_What you are asked to do:_ Your answer consists of the lines in the data that contain "this". Copy each of them.

****

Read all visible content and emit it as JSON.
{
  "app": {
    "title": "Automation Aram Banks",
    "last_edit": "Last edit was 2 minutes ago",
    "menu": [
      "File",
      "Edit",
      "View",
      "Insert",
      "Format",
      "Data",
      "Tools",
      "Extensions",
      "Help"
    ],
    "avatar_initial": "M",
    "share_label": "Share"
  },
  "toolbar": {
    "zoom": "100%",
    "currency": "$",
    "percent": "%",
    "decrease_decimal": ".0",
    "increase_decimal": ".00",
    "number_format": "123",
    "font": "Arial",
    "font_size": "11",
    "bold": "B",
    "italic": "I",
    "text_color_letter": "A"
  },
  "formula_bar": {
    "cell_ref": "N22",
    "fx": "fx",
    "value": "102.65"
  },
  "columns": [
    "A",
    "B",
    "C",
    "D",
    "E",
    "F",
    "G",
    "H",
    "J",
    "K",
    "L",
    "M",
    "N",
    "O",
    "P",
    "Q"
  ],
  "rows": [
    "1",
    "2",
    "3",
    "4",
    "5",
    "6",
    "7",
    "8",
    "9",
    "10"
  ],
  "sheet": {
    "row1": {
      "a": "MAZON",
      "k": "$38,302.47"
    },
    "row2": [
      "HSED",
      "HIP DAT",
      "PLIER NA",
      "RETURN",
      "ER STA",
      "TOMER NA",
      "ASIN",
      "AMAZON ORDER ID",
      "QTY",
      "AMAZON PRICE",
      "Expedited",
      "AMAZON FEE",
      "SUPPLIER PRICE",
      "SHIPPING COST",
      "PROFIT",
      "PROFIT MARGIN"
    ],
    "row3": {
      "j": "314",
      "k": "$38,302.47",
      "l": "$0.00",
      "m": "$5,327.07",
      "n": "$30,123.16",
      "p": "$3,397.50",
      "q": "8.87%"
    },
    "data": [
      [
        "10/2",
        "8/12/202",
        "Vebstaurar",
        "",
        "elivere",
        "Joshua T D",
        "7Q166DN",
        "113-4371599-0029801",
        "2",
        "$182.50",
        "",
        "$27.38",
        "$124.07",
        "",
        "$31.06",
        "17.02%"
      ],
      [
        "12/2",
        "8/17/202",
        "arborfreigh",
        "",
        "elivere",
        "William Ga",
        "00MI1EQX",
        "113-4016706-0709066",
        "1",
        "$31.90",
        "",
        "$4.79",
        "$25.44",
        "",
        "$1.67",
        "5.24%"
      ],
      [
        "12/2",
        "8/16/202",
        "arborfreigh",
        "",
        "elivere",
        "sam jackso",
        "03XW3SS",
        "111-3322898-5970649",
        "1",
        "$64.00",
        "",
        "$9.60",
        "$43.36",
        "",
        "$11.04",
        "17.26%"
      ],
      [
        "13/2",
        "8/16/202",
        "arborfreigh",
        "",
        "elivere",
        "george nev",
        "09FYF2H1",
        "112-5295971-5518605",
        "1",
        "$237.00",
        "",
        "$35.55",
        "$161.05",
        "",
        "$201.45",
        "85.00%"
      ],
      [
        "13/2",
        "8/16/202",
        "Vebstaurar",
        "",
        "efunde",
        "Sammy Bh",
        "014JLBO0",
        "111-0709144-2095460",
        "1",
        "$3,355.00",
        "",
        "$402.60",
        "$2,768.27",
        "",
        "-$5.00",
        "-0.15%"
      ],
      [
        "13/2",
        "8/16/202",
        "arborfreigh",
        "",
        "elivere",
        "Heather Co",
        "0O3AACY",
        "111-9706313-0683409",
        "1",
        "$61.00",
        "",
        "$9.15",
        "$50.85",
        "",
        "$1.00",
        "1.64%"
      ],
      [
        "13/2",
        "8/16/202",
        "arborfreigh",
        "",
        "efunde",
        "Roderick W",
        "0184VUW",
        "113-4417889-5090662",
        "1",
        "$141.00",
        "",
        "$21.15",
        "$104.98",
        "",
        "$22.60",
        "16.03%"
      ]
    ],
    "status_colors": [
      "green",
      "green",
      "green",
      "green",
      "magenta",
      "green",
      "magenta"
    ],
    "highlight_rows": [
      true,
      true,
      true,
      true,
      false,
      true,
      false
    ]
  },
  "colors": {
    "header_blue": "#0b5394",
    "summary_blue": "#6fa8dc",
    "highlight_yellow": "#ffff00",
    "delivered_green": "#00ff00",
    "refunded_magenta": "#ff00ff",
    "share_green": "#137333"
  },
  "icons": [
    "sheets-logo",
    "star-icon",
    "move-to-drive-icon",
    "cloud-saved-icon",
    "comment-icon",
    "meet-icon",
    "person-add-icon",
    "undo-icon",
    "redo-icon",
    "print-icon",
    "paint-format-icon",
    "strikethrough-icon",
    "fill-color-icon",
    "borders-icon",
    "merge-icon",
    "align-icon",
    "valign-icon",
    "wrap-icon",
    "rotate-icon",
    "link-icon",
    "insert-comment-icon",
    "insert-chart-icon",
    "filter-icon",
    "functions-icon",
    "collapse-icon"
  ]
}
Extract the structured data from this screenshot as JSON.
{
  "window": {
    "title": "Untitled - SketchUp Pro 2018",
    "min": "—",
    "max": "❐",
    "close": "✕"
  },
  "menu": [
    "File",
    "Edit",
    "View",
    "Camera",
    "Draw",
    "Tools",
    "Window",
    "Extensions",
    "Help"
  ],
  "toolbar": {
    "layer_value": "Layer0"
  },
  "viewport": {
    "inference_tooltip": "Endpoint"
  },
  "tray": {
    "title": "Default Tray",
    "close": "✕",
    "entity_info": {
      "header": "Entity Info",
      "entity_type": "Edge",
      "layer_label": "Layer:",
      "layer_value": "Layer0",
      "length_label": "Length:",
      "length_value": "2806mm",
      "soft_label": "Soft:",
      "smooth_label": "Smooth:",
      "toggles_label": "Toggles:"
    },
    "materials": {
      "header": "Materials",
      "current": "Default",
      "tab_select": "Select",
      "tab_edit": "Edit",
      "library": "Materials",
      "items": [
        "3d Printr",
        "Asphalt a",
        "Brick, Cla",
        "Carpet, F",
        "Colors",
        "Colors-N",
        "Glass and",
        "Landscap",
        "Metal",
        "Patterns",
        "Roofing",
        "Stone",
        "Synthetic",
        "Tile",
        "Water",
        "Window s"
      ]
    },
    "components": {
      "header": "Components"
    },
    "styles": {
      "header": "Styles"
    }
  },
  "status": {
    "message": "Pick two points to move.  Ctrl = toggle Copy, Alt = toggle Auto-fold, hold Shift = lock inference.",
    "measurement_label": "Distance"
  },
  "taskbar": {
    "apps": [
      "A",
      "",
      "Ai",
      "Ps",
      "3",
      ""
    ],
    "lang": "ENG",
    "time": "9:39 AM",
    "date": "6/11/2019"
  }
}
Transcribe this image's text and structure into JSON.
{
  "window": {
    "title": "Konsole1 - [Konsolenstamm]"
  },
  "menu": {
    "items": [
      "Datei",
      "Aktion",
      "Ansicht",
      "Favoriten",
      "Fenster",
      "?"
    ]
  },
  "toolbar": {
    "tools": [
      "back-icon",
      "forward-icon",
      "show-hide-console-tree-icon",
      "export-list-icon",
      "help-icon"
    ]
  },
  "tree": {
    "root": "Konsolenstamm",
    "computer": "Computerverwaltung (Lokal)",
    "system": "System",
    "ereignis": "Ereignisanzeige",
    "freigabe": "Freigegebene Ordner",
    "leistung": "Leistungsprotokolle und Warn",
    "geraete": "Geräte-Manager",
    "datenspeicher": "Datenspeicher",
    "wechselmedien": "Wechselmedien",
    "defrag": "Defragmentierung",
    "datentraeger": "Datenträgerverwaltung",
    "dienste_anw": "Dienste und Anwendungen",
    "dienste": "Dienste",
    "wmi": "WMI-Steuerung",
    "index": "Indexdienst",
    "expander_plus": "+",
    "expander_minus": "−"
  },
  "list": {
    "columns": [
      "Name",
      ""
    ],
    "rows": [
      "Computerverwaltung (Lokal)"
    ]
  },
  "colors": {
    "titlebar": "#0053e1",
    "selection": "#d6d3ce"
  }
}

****

_Answer section:_
Extract the structured data from this screenshot as JSON.
Transcribe this image's text and structure into JSON.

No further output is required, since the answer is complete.